# Work instruction:
Retype the entries below exactly, and keep every picture out of your version.
○ ○ ○ ○ ○
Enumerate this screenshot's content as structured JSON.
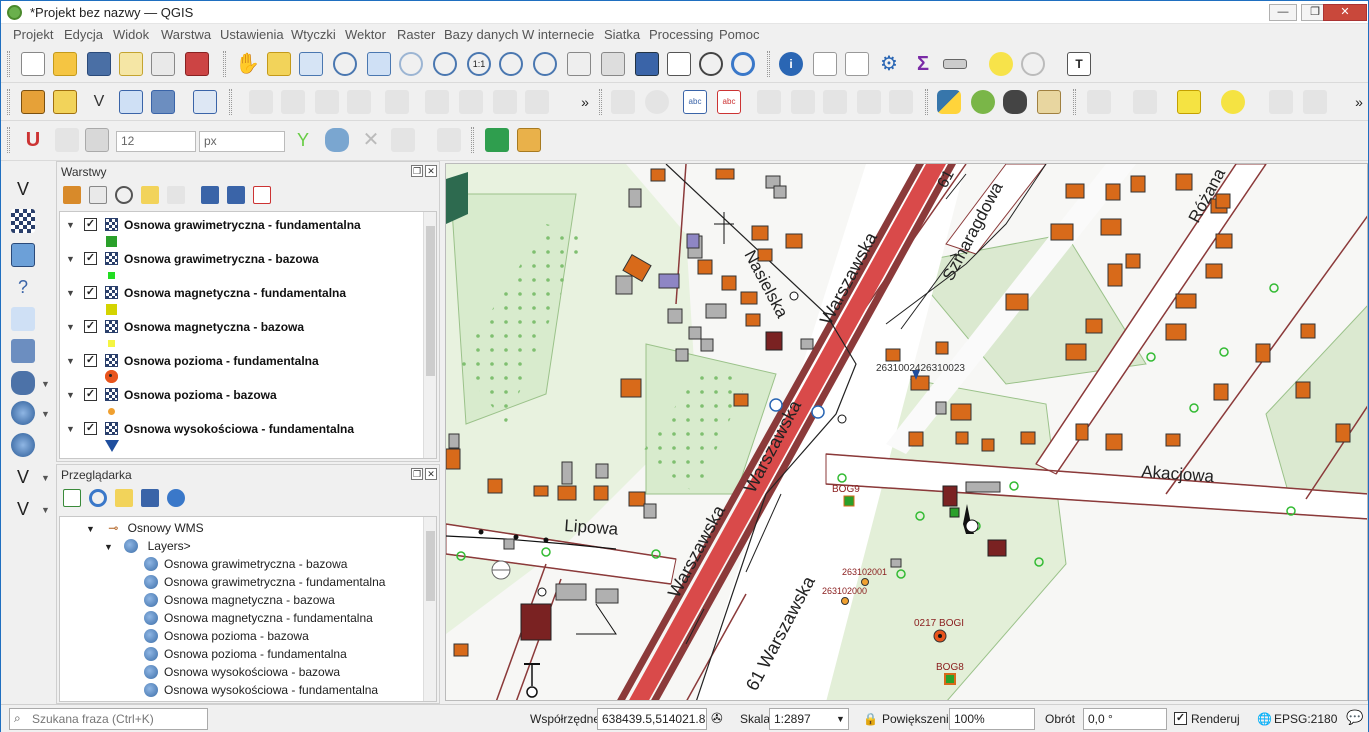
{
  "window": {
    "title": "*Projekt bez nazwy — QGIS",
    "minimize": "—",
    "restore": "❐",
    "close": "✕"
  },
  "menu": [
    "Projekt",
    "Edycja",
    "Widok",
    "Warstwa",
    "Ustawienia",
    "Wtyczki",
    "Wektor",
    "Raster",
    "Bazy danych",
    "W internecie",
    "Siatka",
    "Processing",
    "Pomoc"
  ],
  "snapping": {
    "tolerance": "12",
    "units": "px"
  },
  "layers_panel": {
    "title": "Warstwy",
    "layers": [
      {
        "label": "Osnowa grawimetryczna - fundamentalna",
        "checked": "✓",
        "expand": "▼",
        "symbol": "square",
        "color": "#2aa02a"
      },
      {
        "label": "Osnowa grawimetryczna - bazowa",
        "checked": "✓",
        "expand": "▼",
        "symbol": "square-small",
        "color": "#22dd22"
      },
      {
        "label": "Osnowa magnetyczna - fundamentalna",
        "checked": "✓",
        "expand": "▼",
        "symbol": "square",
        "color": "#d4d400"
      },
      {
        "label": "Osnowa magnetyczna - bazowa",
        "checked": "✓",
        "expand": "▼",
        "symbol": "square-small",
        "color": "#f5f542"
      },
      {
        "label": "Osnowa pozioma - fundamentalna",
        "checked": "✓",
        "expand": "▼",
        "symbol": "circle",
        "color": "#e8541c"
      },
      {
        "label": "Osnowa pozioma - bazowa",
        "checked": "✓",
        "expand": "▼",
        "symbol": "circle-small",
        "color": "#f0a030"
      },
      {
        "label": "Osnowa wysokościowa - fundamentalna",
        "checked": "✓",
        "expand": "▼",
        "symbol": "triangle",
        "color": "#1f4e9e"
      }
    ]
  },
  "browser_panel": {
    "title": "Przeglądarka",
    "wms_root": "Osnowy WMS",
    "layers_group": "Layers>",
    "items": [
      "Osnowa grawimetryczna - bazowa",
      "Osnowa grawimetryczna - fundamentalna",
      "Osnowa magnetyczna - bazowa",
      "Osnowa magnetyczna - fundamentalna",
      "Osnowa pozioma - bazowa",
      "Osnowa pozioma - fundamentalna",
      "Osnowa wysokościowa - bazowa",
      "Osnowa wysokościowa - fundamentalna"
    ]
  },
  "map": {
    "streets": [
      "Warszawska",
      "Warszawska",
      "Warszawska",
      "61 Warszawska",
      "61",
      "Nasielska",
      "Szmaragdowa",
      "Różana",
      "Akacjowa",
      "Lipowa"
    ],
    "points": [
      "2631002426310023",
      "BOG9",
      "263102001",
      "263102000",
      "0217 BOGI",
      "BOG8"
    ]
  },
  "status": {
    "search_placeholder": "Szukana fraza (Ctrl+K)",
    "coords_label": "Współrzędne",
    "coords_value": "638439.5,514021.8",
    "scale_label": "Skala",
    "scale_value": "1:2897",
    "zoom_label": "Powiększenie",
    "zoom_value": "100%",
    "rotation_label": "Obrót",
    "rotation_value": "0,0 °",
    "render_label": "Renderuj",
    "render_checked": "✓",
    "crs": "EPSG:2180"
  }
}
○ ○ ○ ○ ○
# Final answer:
Enumerate this screenshot's content as structured JSON.
{
  "window": {
    "title": "*Projekt bez nazwy — QGIS",
    "minimize": "—",
    "restore": "❐",
    "close": "✕"
  },
  "menu": [
    "Projekt",
    "Edycja",
    "Widok",
    "Warstwa",
    "Ustawienia",
    "Wtyczki",
    "Wektor",
    "Raster",
    "Bazy danych",
    "W internecie",
    "Siatka",
    "Processing",
    "Pomoc"
  ],
  "snapping": {
    "tolerance": "12",
    "units": "px"
  },
  "layers_panel": {
    "title": "Warstwy",
    "layers": [
      {
        "label": "Osnowa grawimetryczna - fundamentalna",
        "checked": "✓",
        "expand": "▼",
        "symbol": "square",
        "color": "#2aa02a"
      },
      {
        "label": "Osnowa grawimetryczna - bazowa",
        "checked": "✓",
        "expand": "▼",
        "symbol": "square-small",
        "color": "#22dd22"
      },
      {
        "label": "Osnowa magnetyczna - fundamentalna",
        "checked": "✓",
        "expand": "▼",
        "symbol": "square",
        "color": "#d4d400"
      },
      {
        "label": "Osnowa magnetyczna - bazowa",
        "checked": "✓",
        "expand": "▼",
        "symbol": "square-small",
        "color": "#f5f542"
      },
      {
        "label": "Osnowa pozioma - fundamentalna",
        "checked": "✓",
        "expand": "▼",
        "symbol": "circle",
        "color": "#e8541c"
      },
      {
        "label": "Osnowa pozioma - bazowa",
        "checked": "✓",
        "expand": "▼",
        "symbol": "circle-small",
        "color": "#f0a030"
      },
      {
        "label": "Osnowa wysokościowa - fundamentalna",
        "checked": "✓",
        "expand": "▼",
        "symbol": "triangle",
        "color": "#1f4e9e"
      }
    ]
  },
  "browser_panel": {
    "title": "Przeglądarka",
    "wms_root": "Osnowy WMS",
    "layers_group": "Layers>",
    "items": [
      "Osnowa grawimetryczna - bazowa",
      "Osnowa grawimetryczna - fundamentalna",
      "Osnowa magnetyczna - bazowa",
      "Osnowa magnetyczna - fundamentalna",
      "Osnowa pozioma - bazowa",
      "Osnowa pozioma - fundamentalna",
      "Osnowa wysokościowa - bazowa",
      "Osnowa wysokościowa - fundamentalna"
    ]
  },
  "map": {
    "streets": [
      "Warszawska",
      "Warszawska",
      "Warszawska",
      "61 Warszawska",
      "61",
      "Nasielska",
      "Szmaragdowa",
      "Różana",
      "Akacjowa",
      "Lipowa"
    ],
    "points": [
      "2631002426310023",
      "BOG9",
      "263102001",
      "263102000",
      "0217 BOGI",
      "BOG8"
    ]
  },
  "status": {
    "search_placeholder": "Szukana fraza (Ctrl+K)",
    "coords_label": "Współrzędne",
    "coords_value": "638439.5,514021.8",
    "scale_label": "Skala",
    "scale_value": "1:2897",
    "zoom_label": "Powiększenie",
    "zoom_value": "100%",
    "rotation_label": "Obrót",
    "rotation_value": "0,0 °",
    "render_label": "Renderuj",
    "render_checked": "✓",
    "crs": "EPSG:2180"
  }
}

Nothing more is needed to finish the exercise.